Oklahomans spend more than 20 years spreading awareness of spaying and neutering pets
More than 20 years ago, three women with a passion for animal welfare put their minds together to try and ease the suffering of animals in Oklahoma.
“In 1999, two ladies walked into my office. We were all meeting each other at the vet, doing what we could with strays and injured animals, and we decided we were going to see what we could come up with,” says Robyn Batson, a co-founder of Animal Rescue and Kare of McCurtain County (ARK). “Twenty years later, here we are.”
The group realized that the most important way to get started was with a proactive, low-cost spay and neuter effort, so they worked with their local veterinarian to offer $20 off surgeries.
“Every month for 20 years, I’ve gone to each vet and picked up those coupons and paid the vet for them,” says Batson, a member of Choctaw Electric Cooperative. “If the vet had 20 coupons that month, I would go and write him a check for $400 dollars because the ARK was raising the money. That got the ball rolling.”
ARK members have been spreading awareness of the importance of spaying and neutering pets ever since. When it first began, most calls to ARK were from people wanting to get rid of unwanted litters. Now, Batson says most of the calls are for spay and neuter requests.
“Things are a lot easier on everybody, including the animals, if we spay or neuter them upfront,” Batson says. “Our goal is to help people. It is expensive when you have a small, rural budget, so we have worked tirelessly to subsidize and offer all the low-cost options we can.”
Dr. Ewell Center is a retired veterinarian that now helps groups like ARK host spay and neuter clinics. He spoke to Oklahoma Living magazine shortly after working a clinic where he operated on 33 animals. He says he’s seen a big shift in spay and neuter efforts across the state.
“In McAlester we used to have one group that supported and paid for spay and neuters for low income people,” he said. “Now it seems like every area has a group. There’s agencies all over the state that are helping people to get this done. The low-cost spay and neuter efforts are helping a large group of people.”
Batson says they have been having difficulty finding vets like Center who will dedicate a day to work a spay and neuter clinic. She encourages any veterinarians who might be interested in helping to reach out to ARK or other similar groups. Veterinarians get compensated for their time.
Dr. Center says he enjoys working with groups like ARK because they have a great team of volunteers who run things smoothly.
“I would encourage retired veterinarians to do it because it’s fulfilling,” he says. “To me, it feels like giving back to a community that supported you and helped raise your kids for 30 years.”
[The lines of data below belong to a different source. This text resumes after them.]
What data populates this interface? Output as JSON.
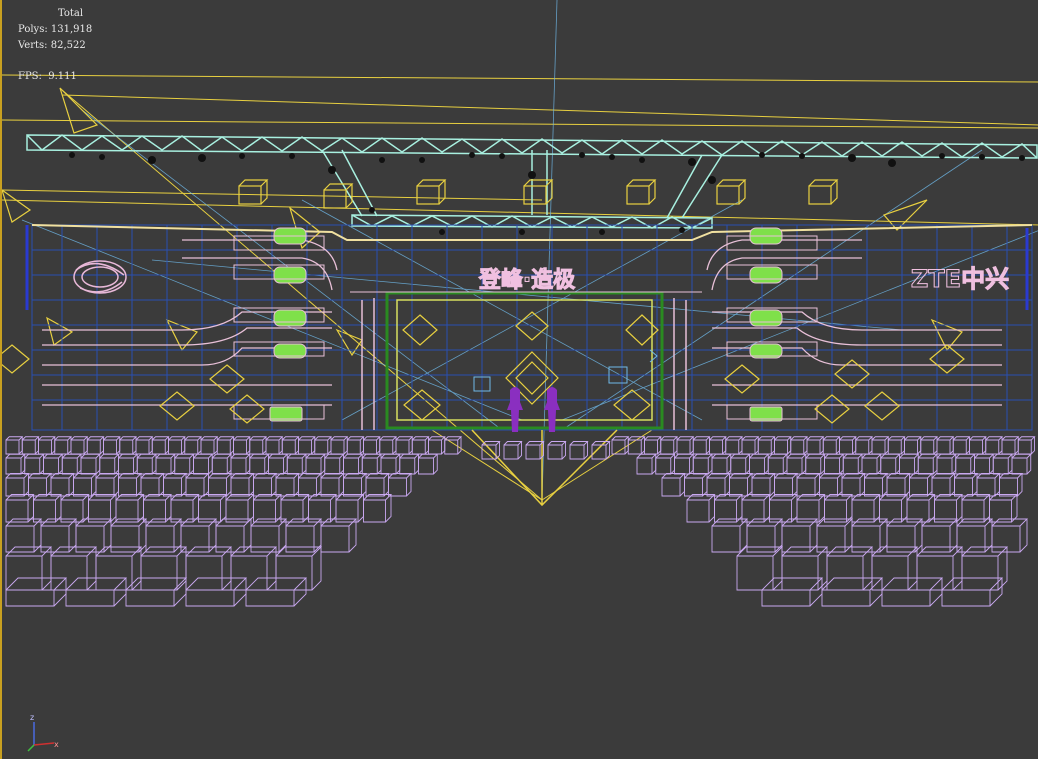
{
  "viewport": {
    "stats": {
      "total_label": "Total",
      "polys_label": "Polys:",
      "polys_value": "131,918",
      "verts_label": "Verts:",
      "verts_value": "82,522",
      "fps_label": "FPS:",
      "fps_value": "9.111"
    },
    "stage": {
      "left_sign": "",
      "center_sign": "登峰·造极",
      "right_sign": "ZTE中兴"
    },
    "axis": {
      "z": "z",
      "x": "x"
    },
    "colors": {
      "background": "#3b3b3b",
      "truss": "#a8f0e0",
      "light_helper": "#e8d040",
      "screen_wire": "#2a4fb0",
      "seat_wire": "#c9a8f0",
      "accent_green": "#7fe04a",
      "figure": "#8a2fc0"
    }
  }
}
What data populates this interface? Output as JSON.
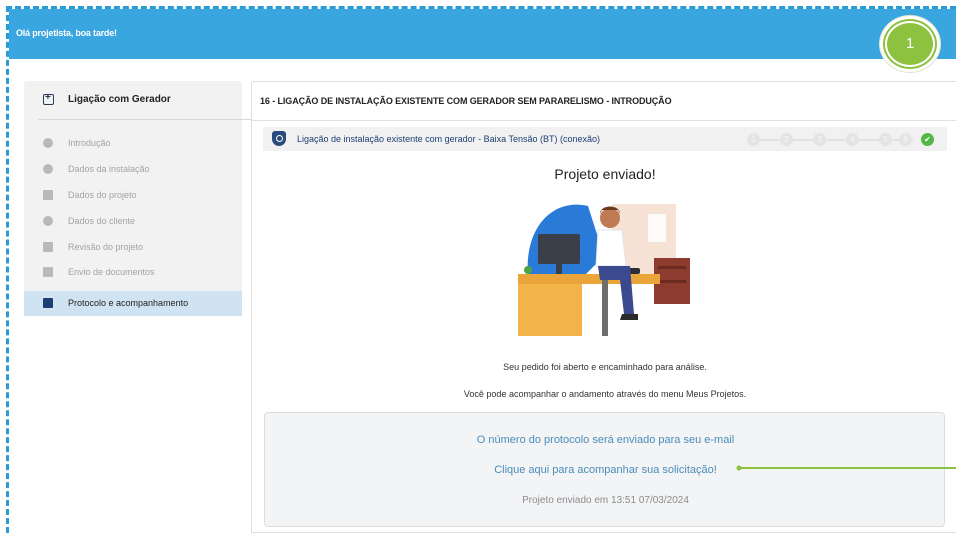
{
  "header": {
    "greeting": "Olá projetista, boa tarde!",
    "callout_number": "1",
    "accent_color": "#3aa6df",
    "callout_color": "#8cc23f"
  },
  "sidebar": {
    "title": "Ligação com Gerador",
    "title_icon": "plus-square-icon",
    "items": [
      {
        "label": "Introdução",
        "icon": "info-circle-icon",
        "state": "disabled"
      },
      {
        "label": "Dados da instalação",
        "icon": "lightbulb-icon",
        "state": "disabled"
      },
      {
        "label": "Dados do projeto",
        "icon": "document-icon",
        "state": "disabled"
      },
      {
        "label": "Dados do cliente",
        "icon": "user-circle-icon",
        "state": "disabled"
      },
      {
        "label": "Revisão do projeto",
        "icon": "list-icon",
        "state": "disabled"
      },
      {
        "label": "Envio de documentos",
        "icon": "file-upload-icon",
        "state": "disabled"
      },
      {
        "label": "Protocolo e acompanhamento",
        "icon": "inbox-icon",
        "state": "active"
      }
    ]
  },
  "main": {
    "title": "16 - LIGAÇÃO DE INSTALAÇÃO EXISTENTE COM GERADOR SEM PARARELISMO - INTRODUÇÃO",
    "step_label": "Ligação de instalação existente com gerador - Baixa Tensão (BT) (conexão)",
    "step_icon": "shield-icon",
    "steps": [
      "1",
      "2",
      "3",
      "4",
      "5",
      "6",
      "✔"
    ],
    "headline": "Projeto enviado!",
    "message_1": "Seu pedido foi aberto e encaminhado para análise.",
    "message_2": "Você pode acompanhar o andamento através do menu Meus Projetos.",
    "protocol_info": "O número do protocolo será enviado para seu e-mail",
    "tracking_link": "Clique aqui para acompanhar sua solicitação!",
    "sent_at": "Projeto enviado em 13:51 07/03/2024"
  }
}
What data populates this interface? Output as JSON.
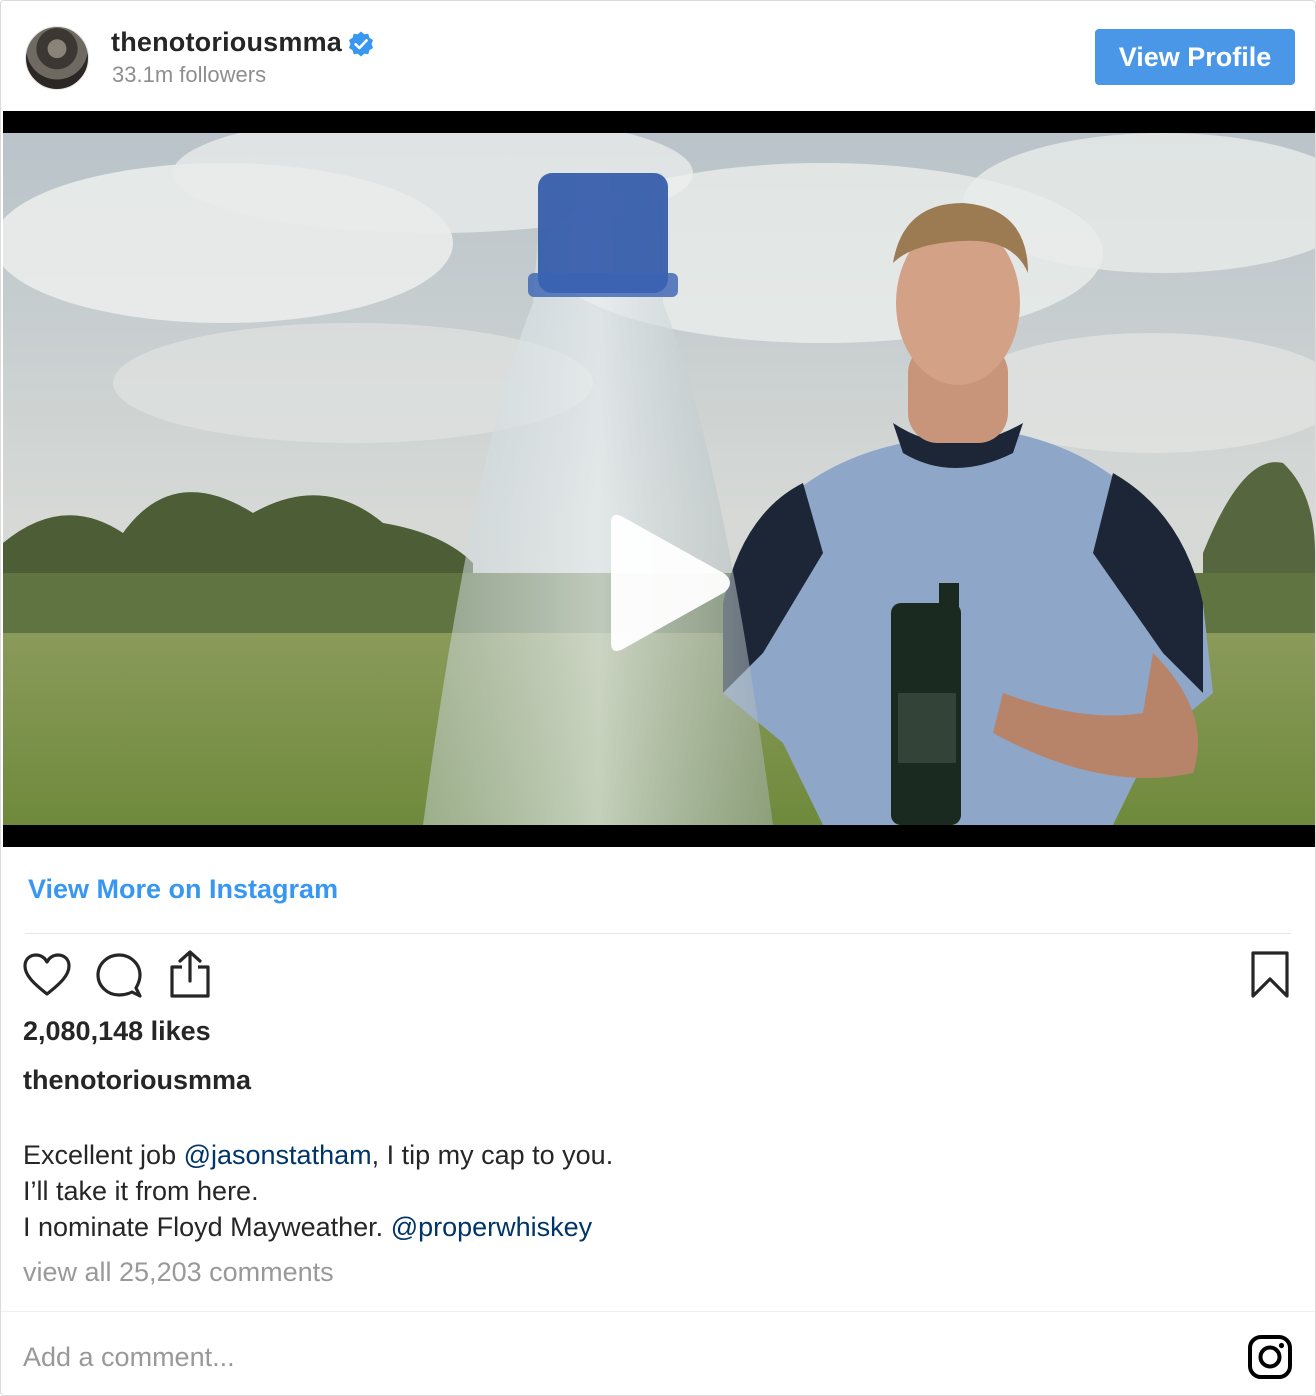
{
  "header": {
    "username": "thenotoriousmma",
    "followers": "33.1m followers",
    "view_profile_label": "View Profile"
  },
  "post": {
    "view_more_label": "View More on Instagram",
    "likes": "2,080,148 likes",
    "author": "thenotoriousmma",
    "caption": {
      "line1_pre": "Excellent job ",
      "line1_mention": "@jasonstatham",
      "line1_post": ", I tip my cap to you.",
      "line2": "I’ll take it from here.",
      "line3_pre": "I nominate Floyd Mayweather. ",
      "line3_mention": "@properwhiskey"
    },
    "comments_link": "view all 25,203 comments",
    "comment_placeholder": "Add a comment..."
  },
  "icons": {
    "verified": "verified-badge-icon",
    "play": "play-icon",
    "like": "heart-icon",
    "comment": "speech-bubble-icon",
    "share": "share-upload-icon",
    "save": "bookmark-icon",
    "instagram": "instagram-logo-icon"
  },
  "colors": {
    "accent": "#3897f0",
    "button": "#4a97e8",
    "mention": "#003569",
    "muted": "#8e8e8e"
  }
}
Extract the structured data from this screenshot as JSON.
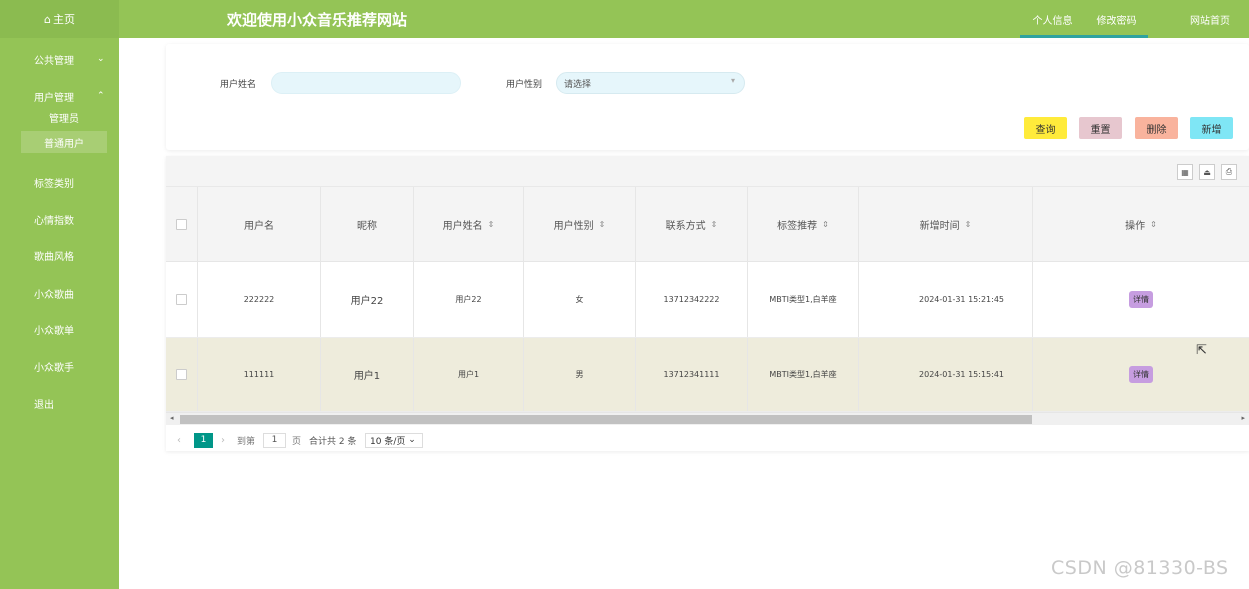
{
  "header": {
    "home_label": "主页",
    "title": "欢迎使用小众音乐推荐网站",
    "nav": [
      {
        "label": "个人信息",
        "active": true
      },
      {
        "label": "修改密码",
        "active": false
      },
      {
        "label": "网站首页",
        "active": false
      }
    ]
  },
  "sidebar": {
    "items": [
      {
        "label": "公共管理",
        "chevron": "chevron-down-icon"
      },
      {
        "label": "用户管理",
        "chevron": "chevron-up-icon"
      },
      {
        "label": "标签类别"
      },
      {
        "label": "心情指数"
      },
      {
        "label": "歌曲风格"
      },
      {
        "label": "小众歌曲"
      },
      {
        "label": "小众歌单"
      },
      {
        "label": "小众歌手"
      },
      {
        "label": "退出"
      }
    ],
    "sub_items": [
      {
        "label": "管理员",
        "active": false
      },
      {
        "label": "普通用户",
        "active": true
      }
    ]
  },
  "search": {
    "name_label": "用户姓名",
    "name_value": "",
    "gender_label": "用户性别",
    "gender_value": "请选择",
    "buttons": {
      "query": "查询",
      "reset": "重置",
      "delete": "删除",
      "add": "新增"
    }
  },
  "table": {
    "columns": [
      "用户名",
      "昵称",
      "用户姓名",
      "用户性别",
      "联系方式",
      "标签推荐",
      "新增时间",
      "操作"
    ],
    "rows": [
      {
        "username": "222222",
        "nickname": "用户22",
        "name": "用户22",
        "gender": "女",
        "phone": "13712342222",
        "tags": "MBTI类型1,白羊座",
        "time": "2024-01-31 15:21:45",
        "action": "详情"
      },
      {
        "username": "111111",
        "nickname": "用户1",
        "name": "用户1",
        "gender": "男",
        "phone": "13712341111",
        "tags": "MBTI类型1,白羊座",
        "time": "2024-01-31 15:15:41",
        "action": "详情"
      }
    ]
  },
  "pagination": {
    "current_page": "1",
    "goto_label": "到第",
    "goto_value": "1",
    "page_unit": "页",
    "total_text": "合计共 2 条",
    "page_size": "10 条/页"
  },
  "watermark": "CSDN @81330-BS",
  "colors": {
    "theme_green": "#94c456",
    "query_btn": "#ffeb3b",
    "reset_btn": "#e7c7cf",
    "delete_btn": "#f9b39d",
    "add_btn": "#7fe6f5",
    "detail_btn": "#c69de0",
    "page_active": "#009688"
  }
}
Though some communities in rural Oklahoma are hard to reach, Batson says things have greatly improved overall.
“It has certainly improved the quality of life for our communities, our families and our animals. Nobody wants to drive through a town and see a lot of dead, injured, starving animals,” Batson says. “We think the importance is eliminating the suffering of animals and helping our communities.”
February is National Spay & Neuter Awareness Month, a time when animal welfare organizations ramp up their advocacy efforts and highlight the benefits of spaying and neutering pets. According to various organizations like the Humane Society and the American Society for the Prevention of Cruelty to Animals (ASPCA), spaying and neutering pets is one of the easiest ways to help prevent the suffering and death caused by overpopulation.
“It cuts down on the number of animals born. It cuts down on the number of stray dogs we see killed on the road,” Center says. “If the males are neutered, they don’t go out and roam and cause problems with livestock.”
Since its inception, ARK has helped roughly 33,0000 animals in McCurtain County. Like many animal welfare nonprofits, ARK depends on volunteers, donations, and grants for all the work they do.
“We have come to understand that if a small community is overrun with animals constantly, they lose hope, they lose any ability they can correct it. It’s distressing to them,” she says. “We urge all of the public to get really proactive and get their pets fixed. Also to reach out and help your neighbors and friends. We will continue to push for proactive measures because it impacts us all.”
Visit the ARK website for more information or to get in contact with ARK.
For a list of low-income spay and neuter organizations across the state, visit the Oklahoma Spay Network website.
Why You Should Spay/Neuter Your Pets
- No heat cycles
- Less desire to roam
- Risk of mammary gland tumors, ovarian and/or uterine cancer is reduced or eliminated
- Reduces or eliminates risk of marking
- Less desire to roam
- Risk of testicular cancer is eliminated
Helping reduce the number of unwanted cats/kittens and dogs/puppies is an overall benefit for animals and communities.